▶ _Exercise description_
Please write out the listing again, keeping every character the same.

▶ _Data provided_

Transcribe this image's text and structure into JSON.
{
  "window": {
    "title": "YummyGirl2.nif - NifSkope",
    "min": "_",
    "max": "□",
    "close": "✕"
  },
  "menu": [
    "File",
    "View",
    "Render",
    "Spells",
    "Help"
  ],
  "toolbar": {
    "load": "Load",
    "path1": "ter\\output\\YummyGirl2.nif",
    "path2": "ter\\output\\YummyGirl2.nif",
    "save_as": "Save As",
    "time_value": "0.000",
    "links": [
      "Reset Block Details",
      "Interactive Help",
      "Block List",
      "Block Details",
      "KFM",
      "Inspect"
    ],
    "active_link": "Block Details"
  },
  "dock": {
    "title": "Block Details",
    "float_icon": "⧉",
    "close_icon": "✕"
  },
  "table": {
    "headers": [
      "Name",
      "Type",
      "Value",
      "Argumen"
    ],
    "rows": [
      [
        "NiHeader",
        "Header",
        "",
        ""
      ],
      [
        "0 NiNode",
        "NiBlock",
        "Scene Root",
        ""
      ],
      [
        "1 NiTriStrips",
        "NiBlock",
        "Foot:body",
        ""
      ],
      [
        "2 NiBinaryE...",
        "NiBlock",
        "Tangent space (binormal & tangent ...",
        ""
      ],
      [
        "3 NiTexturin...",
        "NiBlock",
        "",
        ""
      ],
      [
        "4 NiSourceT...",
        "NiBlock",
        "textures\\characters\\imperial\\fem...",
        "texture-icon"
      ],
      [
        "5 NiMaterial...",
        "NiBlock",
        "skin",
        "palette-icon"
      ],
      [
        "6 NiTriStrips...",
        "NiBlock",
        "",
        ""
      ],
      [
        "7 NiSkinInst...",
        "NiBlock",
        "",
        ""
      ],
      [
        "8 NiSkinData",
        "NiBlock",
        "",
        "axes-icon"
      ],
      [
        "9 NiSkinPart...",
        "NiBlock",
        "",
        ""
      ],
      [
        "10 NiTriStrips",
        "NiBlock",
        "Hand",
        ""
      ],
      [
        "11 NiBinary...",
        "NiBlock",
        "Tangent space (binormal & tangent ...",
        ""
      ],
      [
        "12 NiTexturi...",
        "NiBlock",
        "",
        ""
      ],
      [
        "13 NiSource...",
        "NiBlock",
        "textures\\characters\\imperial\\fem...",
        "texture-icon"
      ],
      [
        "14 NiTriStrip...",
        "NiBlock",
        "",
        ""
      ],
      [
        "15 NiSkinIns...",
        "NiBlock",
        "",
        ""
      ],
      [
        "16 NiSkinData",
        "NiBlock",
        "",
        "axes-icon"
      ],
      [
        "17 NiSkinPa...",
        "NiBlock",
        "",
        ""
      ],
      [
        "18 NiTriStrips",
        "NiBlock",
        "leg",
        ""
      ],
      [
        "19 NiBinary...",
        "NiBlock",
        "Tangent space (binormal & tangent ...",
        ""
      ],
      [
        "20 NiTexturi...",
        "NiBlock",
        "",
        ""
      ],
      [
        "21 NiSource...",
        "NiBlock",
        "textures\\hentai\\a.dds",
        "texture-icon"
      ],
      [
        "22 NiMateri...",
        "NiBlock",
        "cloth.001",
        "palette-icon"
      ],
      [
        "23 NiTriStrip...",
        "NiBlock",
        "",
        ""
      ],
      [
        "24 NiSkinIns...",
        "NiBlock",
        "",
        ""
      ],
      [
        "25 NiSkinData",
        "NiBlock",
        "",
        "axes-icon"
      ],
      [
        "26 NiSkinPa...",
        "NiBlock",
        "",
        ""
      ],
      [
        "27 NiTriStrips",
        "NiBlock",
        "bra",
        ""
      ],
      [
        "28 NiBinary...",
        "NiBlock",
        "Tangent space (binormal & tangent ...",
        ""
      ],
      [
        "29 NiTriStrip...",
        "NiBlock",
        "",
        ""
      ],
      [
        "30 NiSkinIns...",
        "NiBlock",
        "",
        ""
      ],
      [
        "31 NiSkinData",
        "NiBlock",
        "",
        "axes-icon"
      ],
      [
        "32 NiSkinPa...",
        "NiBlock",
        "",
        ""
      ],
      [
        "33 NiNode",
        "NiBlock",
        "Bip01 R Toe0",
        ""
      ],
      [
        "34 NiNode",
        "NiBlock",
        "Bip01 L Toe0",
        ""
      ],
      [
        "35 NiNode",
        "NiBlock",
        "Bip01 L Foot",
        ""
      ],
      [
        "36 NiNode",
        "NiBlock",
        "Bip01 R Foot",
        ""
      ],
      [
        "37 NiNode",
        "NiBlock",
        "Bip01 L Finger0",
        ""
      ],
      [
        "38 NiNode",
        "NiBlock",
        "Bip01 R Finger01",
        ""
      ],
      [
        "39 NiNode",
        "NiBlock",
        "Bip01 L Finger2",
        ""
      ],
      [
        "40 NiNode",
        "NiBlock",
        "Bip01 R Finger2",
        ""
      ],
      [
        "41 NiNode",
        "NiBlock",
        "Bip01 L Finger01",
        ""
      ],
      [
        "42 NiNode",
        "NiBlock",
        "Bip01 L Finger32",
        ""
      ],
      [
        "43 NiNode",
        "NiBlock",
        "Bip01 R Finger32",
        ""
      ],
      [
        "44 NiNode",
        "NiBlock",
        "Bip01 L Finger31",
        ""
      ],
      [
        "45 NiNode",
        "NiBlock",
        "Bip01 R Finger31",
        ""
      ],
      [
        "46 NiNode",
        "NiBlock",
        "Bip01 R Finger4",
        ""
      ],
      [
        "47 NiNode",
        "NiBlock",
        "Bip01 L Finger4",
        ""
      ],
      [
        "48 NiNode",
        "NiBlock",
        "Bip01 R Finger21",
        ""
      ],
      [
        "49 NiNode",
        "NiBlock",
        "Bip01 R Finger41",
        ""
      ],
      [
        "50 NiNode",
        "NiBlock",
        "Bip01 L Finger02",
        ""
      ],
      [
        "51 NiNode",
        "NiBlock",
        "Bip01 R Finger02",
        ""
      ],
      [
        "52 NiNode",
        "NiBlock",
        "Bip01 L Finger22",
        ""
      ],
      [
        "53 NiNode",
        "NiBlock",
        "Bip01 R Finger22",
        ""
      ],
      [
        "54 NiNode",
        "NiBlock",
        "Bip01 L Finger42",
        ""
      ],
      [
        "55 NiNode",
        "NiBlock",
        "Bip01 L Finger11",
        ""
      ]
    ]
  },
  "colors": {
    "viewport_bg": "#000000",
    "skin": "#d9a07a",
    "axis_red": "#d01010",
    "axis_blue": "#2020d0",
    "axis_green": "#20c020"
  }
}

▶ _Response area_
Transcribe this image's text and structure into JSON.
{
  "window": {
    "title": "YummyGirl2.nif - NifSkope",
    "min": "_",
    "max": "□",
    "close": "✕"
  },
  "menu": [
    "File",
    "View",
    "Render",
    "Spells",
    "Help"
  ],
  "toolbar": {
    "load": "Load",
    "path1": "ter\\output\\YummyGirl2.nif",
    "path2": "ter\\output\\YummyGirl2.nif",
    "save_as": "Save As",
    "time_value": "0.000",
    "links": [
      "Reset Block Details",
      "Interactive Help",
      "Block List",
      "Block Details",
      "KFM",
      "Inspect"
    ],
    "active_link": "Block Details"
  },
  "dock": {
    "title": "Block Details",
    "float_icon": "⧉",
    "close_icon": "✕"
  },
  "table": {
    "headers": [
      "Name",
      "Type",
      "Value",
      "Argumen"
    ],
    "rows": [
      [
        "NiHeader",
        "Header",
        "",
        ""
      ],
      [
        "0 NiNode",
        "NiBlock",
        "Scene Root",
        ""
      ],
      [
        "1 NiTriStrips",
        "NiBlock",
        "Foot:body",
        ""
      ],
      [
        "2 NiBinaryE...",
        "NiBlock",
        "Tangent space (binormal & tangent ...",
        ""
      ],
      [
        "3 NiTexturin...",
        "NiBlock",
        "",
        ""
      ],
      [
        "4 NiSourceT...",
        "NiBlock",
        "textures\\characters\\imperial\\fem...",
        "texture-icon"
      ],
      [
        "5 NiMaterial...",
        "NiBlock",
        "skin",
        "palette-icon"
      ],
      [
        "6 NiTriStrips...",
        "NiBlock",
        "",
        ""
      ],
      [
        "7 NiSkinInst...",
        "NiBlock",
        "",
        ""
      ],
      [
        "8 NiSkinData",
        "NiBlock",
        "",
        "axes-icon"
      ],
      [
        "9 NiSkinPart...",
        "NiBlock",
        "",
        ""
      ],
      [
        "10 NiTriStrips",
        "NiBlock",
        "Hand",
        ""
      ],
      [
        "11 NiBinary...",
        "NiBlock",
        "Tangent space (binormal & tangent ...",
        ""
      ],
      [
        "12 NiTexturi...",
        "NiBlock",
        "",
        ""
      ],
      [
        "13 NiSource...",
        "NiBlock",
        "textures\\characters\\imperial\\fem...",
        "texture-icon"
      ],
      [
        "14 NiTriStrip...",
        "NiBlock",
        "",
        ""
      ],
      [
        "15 NiSkinIns...",
        "NiBlock",
        "",
        ""
      ],
      [
        "16 NiSkinData",
        "NiBlock",
        "",
        "axes-icon"
      ],
      [
        "17 NiSkinPa...",
        "NiBlock",
        "",
        ""
      ],
      [
        "18 NiTriStrips",
        "NiBlock",
        "leg",
        ""
      ],
      [
        "19 NiBinary...",
        "NiBlock",
        "Tangent space (binormal & tangent ...",
        ""
      ],
      [
        "20 NiTexturi...",
        "NiBlock",
        "",
        ""
      ],
      [
        "21 NiSource...",
        "NiBlock",
        "textures\\hentai\\a.dds",
        "texture-icon"
      ],
      [
        "22 NiMateri...",
        "NiBlock",
        "cloth.001",
        "palette-icon"
      ],
      [
        "23 NiTriStrip...",
        "NiBlock",
        "",
        ""
      ],
      [
        "24 NiSkinIns...",
        "NiBlock",
        "",
        ""
      ],
      [
        "25 NiSkinData",
        "NiBlock",
        "",
        "axes-icon"
      ],
      [
        "26 NiSkinPa...",
        "NiBlock",
        "",
        ""
      ],
      [
        "27 NiTriStrips",
        "NiBlock",
        "bra",
        ""
      ],
      [
        "28 NiBinary...",
        "NiBlock",
        "Tangent space (binormal & tangent ...",
        ""
      ],
      [
        "29 NiTriStrip...",
        "NiBlock",
        "",
        ""
      ],
      [
        "30 NiSkinIns...",
        "NiBlock",
        "",
        ""
      ],
      [
        "31 NiSkinData",
        "NiBlock",
        "",
        "axes-icon"
      ],
      [
        "32 NiSkinPa...",
        "NiBlock",
        "",
        ""
      ],
      [
        "33 NiNode",
        "NiBlock",
        "Bip01 R Toe0",
        ""
      ],
      [
        "34 NiNode",
        "NiBlock",
        "Bip01 L Toe0",
        ""
      ],
      [
        "35 NiNode",
        "NiBlock",
        "Bip01 L Foot",
        ""
      ],
      [
        "36 NiNode",
        "NiBlock",
        "Bip01 R Foot",
        ""
      ],
      [
        "37 NiNode",
        "NiBlock",
        "Bip01 L Finger0",
        ""
      ],
      [
        "38 NiNode",
        "NiBlock",
        "Bip01 R Finger01",
        ""
      ],
      [
        "39 NiNode",
        "NiBlock",
        "Bip01 L Finger2",
        ""
      ],
      [
        "40 NiNode",
        "NiBlock",
        "Bip01 R Finger2",
        ""
      ],
      [
        "41 NiNode",
        "NiBlock",
        "Bip01 L Finger01",
        ""
      ],
      [
        "42 NiNode",
        "NiBlock",
        "Bip01 L Finger32",
        ""
      ],
      [
        "43 NiNode",
        "NiBlock",
        "Bip01 R Finger32",
        ""
      ],
      [
        "44 NiNode",
        "NiBlock",
        "Bip01 L Finger31",
        ""
      ],
      [
        "45 NiNode",
        "NiBlock",
        "Bip01 R Finger31",
        ""
      ],
      [
        "46 NiNode",
        "NiBlock",
        "Bip01 R Finger4",
        ""
      ],
      [
        "47 NiNode",
        "NiBlock",
        "Bip01 L Finger4",
        ""
      ],
      [
        "48 NiNode",
        "NiBlock",
        "Bip01 R Finger21",
        ""
      ],
      [
        "49 NiNode",
        "NiBlock",
        "Bip01 R Finger41",
        ""
      ],
      [
        "50 NiNode",
        "NiBlock",
        "Bip01 L Finger02",
        ""
      ],
      [
        "51 NiNode",
        "NiBlock",
        "Bip01 R Finger02",
        ""
      ],
      [
        "52 NiNode",
        "NiBlock",
        "Bip01 L Finger22",
        ""
      ],
      [
        "53 NiNode",
        "NiBlock",
        "Bip01 R Finger22",
        ""
      ],
      [
        "54 NiNode",
        "NiBlock",
        "Bip01 L Finger42",
        ""
      ],
      [
        "55 NiNode",
        "NiBlock",
        "Bip01 L Finger11",
        ""
      ]
    ]
  },
  "colors": {
    "viewport_bg": "#000000",
    "skin": "#d9a07a",
    "axis_red": "#d01010",
    "axis_blue": "#2020d0",
    "axis_green": "#20c020"
  }
}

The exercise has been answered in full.